■ What to do ■
Which lines of the entries below contain the string "true"? Copy each one.

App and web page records
□ □ □ □ □

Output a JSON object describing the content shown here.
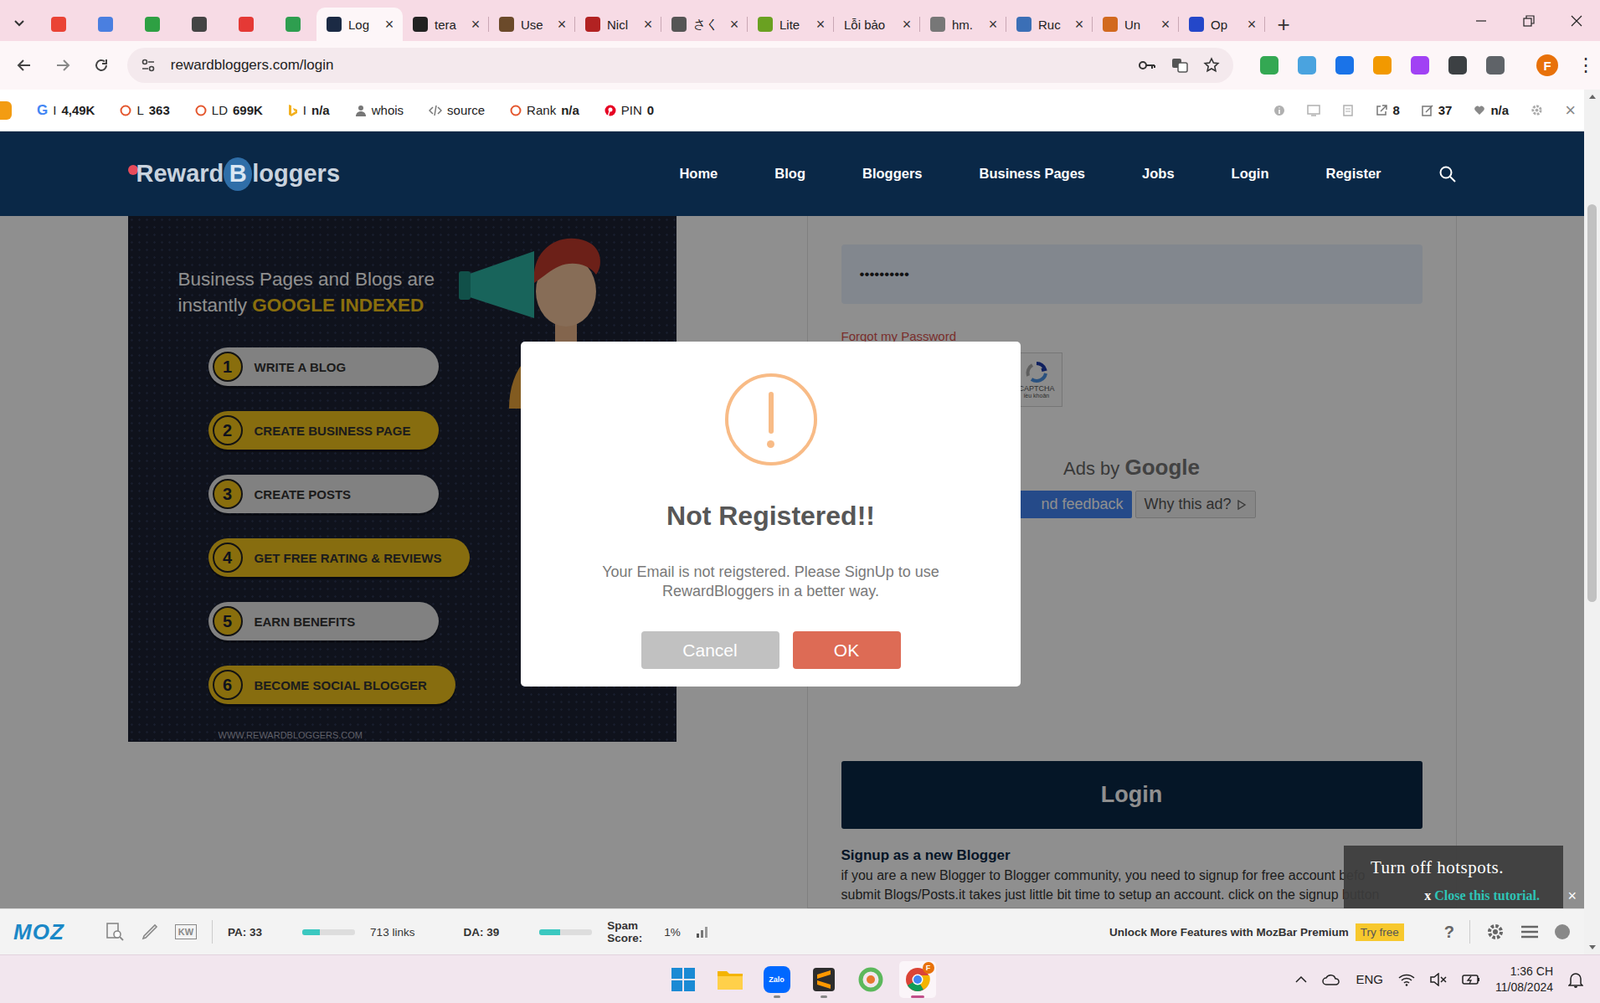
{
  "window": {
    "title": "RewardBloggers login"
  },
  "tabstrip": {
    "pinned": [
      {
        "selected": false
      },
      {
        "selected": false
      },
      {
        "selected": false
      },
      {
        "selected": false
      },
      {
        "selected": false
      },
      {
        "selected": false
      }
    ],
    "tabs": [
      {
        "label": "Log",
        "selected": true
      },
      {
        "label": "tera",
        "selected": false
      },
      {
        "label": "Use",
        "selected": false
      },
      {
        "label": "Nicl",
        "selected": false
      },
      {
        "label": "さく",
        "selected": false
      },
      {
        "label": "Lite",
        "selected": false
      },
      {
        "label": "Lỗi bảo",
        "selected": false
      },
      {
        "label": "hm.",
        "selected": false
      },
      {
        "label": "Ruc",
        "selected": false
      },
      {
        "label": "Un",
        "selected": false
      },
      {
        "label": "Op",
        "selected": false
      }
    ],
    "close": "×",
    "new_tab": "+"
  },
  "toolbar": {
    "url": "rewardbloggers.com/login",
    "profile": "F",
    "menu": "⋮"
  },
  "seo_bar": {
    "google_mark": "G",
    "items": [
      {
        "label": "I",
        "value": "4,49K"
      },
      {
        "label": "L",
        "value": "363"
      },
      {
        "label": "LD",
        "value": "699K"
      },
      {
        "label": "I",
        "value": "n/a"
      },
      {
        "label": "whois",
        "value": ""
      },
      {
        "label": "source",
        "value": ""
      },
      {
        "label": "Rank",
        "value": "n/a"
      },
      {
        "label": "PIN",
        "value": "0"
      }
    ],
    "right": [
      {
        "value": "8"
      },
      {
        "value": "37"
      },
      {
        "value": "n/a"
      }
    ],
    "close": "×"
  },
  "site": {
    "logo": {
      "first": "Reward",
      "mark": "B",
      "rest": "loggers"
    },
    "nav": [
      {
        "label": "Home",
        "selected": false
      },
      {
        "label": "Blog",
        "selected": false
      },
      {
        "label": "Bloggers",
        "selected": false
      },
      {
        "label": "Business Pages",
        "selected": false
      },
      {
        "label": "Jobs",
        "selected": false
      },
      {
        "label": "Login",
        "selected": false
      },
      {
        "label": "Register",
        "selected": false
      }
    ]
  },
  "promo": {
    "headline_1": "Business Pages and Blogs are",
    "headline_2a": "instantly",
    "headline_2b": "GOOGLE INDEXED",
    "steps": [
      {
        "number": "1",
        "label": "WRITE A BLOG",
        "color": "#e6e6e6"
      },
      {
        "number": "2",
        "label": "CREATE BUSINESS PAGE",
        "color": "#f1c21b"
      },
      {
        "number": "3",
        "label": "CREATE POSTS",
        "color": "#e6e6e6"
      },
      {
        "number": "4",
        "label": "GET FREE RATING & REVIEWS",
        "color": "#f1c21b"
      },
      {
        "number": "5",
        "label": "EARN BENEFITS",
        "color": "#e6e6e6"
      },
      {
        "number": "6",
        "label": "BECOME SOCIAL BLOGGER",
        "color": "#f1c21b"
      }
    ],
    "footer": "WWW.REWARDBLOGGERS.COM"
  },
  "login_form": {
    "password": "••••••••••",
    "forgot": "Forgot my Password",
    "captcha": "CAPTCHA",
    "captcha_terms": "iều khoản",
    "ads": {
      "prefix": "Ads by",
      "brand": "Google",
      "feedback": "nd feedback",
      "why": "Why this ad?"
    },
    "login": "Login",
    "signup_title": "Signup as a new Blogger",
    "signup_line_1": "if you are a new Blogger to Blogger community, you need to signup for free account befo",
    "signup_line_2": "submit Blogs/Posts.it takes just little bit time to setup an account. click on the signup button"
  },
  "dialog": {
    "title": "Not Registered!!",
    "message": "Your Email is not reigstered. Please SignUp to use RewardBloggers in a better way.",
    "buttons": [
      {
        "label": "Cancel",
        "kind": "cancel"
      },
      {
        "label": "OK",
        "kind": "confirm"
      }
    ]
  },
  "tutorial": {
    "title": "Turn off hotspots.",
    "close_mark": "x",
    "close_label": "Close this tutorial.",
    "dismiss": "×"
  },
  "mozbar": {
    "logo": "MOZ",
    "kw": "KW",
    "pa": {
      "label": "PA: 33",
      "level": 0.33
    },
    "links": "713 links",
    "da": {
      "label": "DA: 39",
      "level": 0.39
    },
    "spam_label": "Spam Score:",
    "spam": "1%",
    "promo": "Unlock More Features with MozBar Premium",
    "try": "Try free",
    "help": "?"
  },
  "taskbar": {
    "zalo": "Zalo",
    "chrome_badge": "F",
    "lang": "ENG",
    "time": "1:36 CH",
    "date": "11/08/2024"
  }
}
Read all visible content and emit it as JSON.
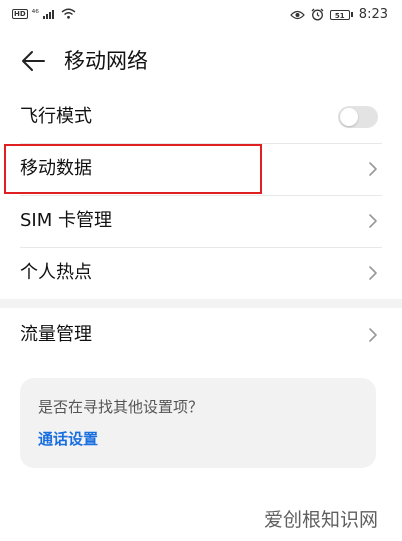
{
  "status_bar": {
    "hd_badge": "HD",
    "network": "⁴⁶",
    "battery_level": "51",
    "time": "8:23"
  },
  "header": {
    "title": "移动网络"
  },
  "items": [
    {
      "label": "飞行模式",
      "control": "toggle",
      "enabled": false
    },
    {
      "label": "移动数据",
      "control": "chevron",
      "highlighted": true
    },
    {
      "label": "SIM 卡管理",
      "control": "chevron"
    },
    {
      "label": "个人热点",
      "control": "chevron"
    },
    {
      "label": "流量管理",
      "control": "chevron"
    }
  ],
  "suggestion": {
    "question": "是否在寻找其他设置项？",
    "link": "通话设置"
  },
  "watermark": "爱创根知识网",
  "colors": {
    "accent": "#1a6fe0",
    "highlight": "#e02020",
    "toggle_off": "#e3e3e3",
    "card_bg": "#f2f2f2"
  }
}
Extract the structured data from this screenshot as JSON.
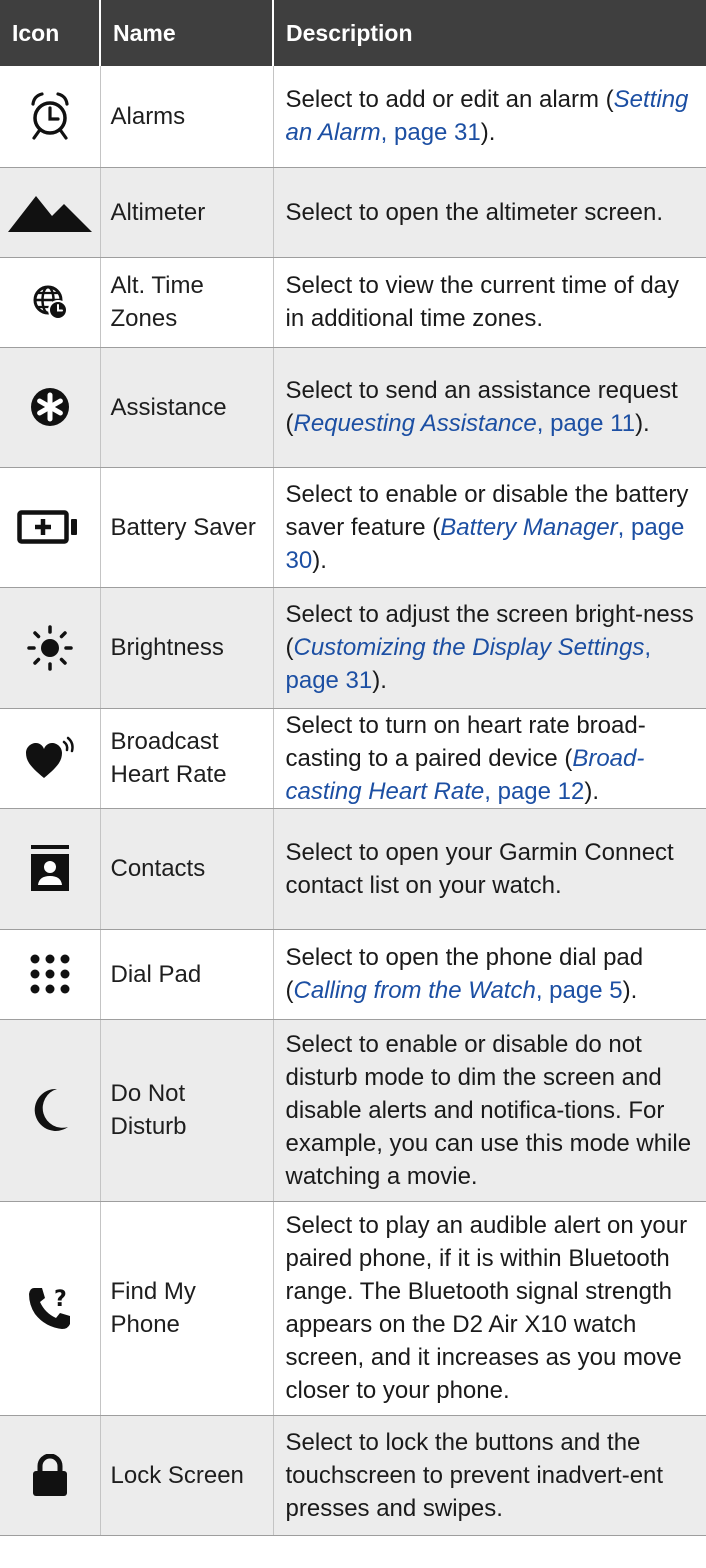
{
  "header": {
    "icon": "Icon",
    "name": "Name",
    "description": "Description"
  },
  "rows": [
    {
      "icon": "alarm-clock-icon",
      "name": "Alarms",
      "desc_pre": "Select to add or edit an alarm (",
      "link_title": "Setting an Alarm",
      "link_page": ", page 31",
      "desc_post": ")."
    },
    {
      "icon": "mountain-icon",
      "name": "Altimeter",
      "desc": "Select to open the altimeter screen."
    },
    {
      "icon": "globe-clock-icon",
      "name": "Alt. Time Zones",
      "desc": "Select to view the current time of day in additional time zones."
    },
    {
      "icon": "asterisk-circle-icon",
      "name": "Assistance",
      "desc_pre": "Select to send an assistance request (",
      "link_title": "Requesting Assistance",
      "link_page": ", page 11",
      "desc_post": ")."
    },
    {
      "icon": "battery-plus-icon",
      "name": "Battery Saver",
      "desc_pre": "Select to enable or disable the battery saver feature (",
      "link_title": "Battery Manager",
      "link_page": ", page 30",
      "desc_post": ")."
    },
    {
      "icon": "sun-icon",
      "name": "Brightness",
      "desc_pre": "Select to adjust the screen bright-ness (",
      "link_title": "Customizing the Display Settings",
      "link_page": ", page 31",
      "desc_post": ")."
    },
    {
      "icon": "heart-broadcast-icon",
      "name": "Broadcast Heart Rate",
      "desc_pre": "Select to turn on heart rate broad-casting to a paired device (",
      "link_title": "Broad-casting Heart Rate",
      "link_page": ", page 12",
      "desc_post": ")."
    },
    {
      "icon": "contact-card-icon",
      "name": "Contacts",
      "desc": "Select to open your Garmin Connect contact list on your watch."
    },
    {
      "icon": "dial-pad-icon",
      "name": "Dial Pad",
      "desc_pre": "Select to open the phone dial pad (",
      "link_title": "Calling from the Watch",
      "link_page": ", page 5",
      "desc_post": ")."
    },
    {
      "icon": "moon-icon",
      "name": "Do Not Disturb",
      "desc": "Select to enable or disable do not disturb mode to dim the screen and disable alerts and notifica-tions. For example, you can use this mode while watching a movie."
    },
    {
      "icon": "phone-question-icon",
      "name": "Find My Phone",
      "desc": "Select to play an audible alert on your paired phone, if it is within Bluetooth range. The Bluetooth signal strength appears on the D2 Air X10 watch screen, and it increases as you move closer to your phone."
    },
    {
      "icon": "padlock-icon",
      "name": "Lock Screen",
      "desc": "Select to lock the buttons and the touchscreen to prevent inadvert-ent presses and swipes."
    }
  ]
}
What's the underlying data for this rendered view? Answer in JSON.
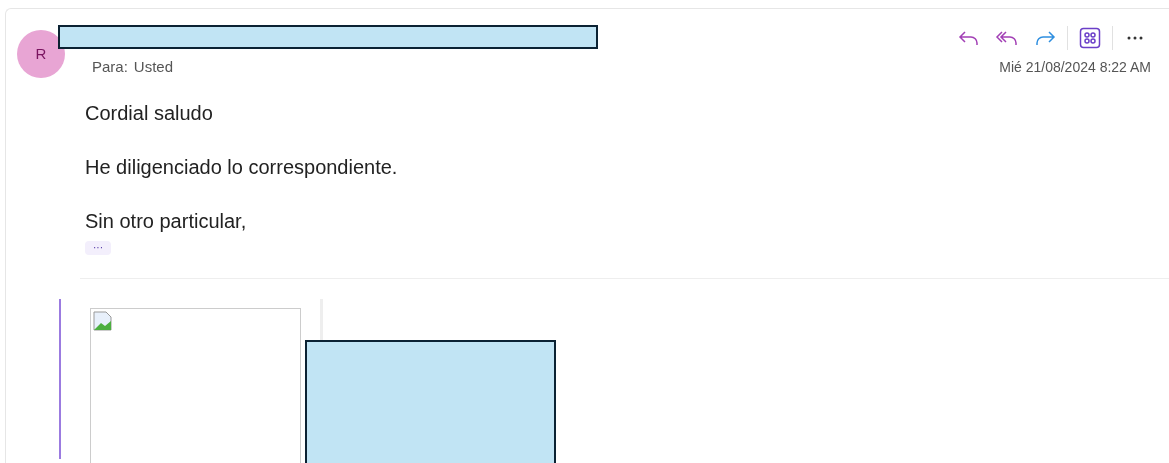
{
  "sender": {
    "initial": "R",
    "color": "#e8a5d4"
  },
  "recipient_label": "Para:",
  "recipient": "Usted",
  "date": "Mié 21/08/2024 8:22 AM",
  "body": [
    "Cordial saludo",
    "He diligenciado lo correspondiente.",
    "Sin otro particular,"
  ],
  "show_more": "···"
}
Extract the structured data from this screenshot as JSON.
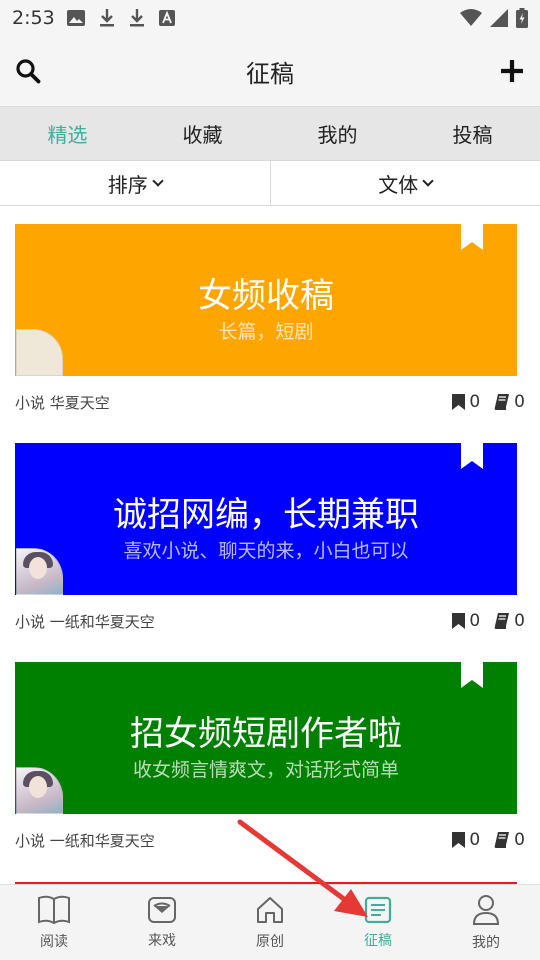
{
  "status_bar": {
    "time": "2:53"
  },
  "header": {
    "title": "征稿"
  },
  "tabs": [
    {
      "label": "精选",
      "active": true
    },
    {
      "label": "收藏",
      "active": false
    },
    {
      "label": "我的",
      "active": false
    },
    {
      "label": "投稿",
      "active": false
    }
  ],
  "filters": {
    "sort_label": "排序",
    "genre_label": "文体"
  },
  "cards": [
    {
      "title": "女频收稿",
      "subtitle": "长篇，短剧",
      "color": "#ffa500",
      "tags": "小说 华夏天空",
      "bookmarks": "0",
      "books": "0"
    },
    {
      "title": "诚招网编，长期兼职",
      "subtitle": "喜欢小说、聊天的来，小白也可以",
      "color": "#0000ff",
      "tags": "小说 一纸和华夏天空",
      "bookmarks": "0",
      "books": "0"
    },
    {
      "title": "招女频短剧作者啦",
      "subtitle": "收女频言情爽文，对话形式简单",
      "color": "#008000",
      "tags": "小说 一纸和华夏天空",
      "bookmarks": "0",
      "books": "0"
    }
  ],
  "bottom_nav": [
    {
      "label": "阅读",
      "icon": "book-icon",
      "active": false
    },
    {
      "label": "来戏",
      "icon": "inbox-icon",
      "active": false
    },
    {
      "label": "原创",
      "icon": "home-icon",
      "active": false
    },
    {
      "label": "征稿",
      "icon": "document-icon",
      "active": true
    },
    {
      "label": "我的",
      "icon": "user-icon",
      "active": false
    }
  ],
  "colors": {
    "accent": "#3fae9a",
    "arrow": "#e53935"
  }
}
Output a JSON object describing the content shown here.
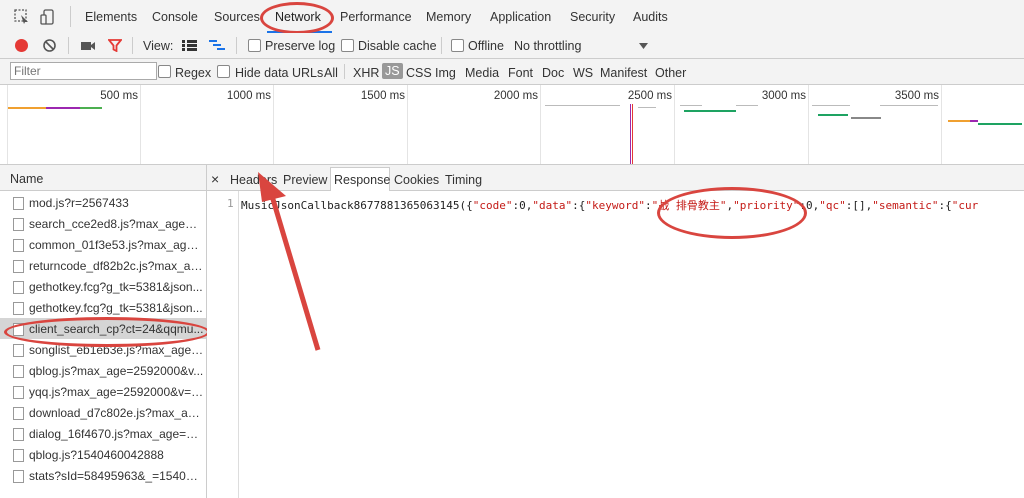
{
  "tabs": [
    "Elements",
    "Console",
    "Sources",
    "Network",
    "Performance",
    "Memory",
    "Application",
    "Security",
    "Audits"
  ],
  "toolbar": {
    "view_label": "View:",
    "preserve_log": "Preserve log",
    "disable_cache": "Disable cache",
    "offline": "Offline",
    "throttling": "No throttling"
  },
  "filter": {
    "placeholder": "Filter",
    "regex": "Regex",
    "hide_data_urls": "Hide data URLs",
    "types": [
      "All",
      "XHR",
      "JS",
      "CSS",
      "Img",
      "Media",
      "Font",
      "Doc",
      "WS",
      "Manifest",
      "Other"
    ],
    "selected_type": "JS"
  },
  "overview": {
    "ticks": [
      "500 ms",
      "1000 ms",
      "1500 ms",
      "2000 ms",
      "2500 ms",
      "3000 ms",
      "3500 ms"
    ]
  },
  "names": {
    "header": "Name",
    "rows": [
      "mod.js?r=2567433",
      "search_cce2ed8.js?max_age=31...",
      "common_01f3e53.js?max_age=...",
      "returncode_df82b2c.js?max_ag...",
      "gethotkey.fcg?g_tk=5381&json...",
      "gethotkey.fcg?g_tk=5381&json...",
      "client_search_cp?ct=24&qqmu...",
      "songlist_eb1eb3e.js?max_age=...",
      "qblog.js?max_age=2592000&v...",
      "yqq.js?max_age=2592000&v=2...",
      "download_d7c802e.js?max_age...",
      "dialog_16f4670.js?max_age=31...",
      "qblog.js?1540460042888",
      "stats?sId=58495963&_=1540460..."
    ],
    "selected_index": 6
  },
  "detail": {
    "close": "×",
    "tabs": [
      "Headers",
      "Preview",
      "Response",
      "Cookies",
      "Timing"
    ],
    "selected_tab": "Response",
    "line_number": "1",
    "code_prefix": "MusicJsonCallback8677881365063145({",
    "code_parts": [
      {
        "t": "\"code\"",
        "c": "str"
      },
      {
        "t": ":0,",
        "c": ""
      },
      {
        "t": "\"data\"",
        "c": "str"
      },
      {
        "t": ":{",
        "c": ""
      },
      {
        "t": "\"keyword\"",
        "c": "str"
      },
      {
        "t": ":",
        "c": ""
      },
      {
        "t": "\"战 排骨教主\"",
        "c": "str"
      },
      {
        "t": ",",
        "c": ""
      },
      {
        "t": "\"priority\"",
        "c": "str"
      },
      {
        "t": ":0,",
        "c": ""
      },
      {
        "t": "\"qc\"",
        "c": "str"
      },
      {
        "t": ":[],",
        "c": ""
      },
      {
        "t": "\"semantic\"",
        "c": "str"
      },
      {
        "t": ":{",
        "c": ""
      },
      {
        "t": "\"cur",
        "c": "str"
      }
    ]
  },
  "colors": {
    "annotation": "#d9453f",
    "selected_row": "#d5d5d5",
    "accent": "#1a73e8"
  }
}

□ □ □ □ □

■ Your solution ■
        "selected": true
      "highlighted": true
      "active": true
      "active": true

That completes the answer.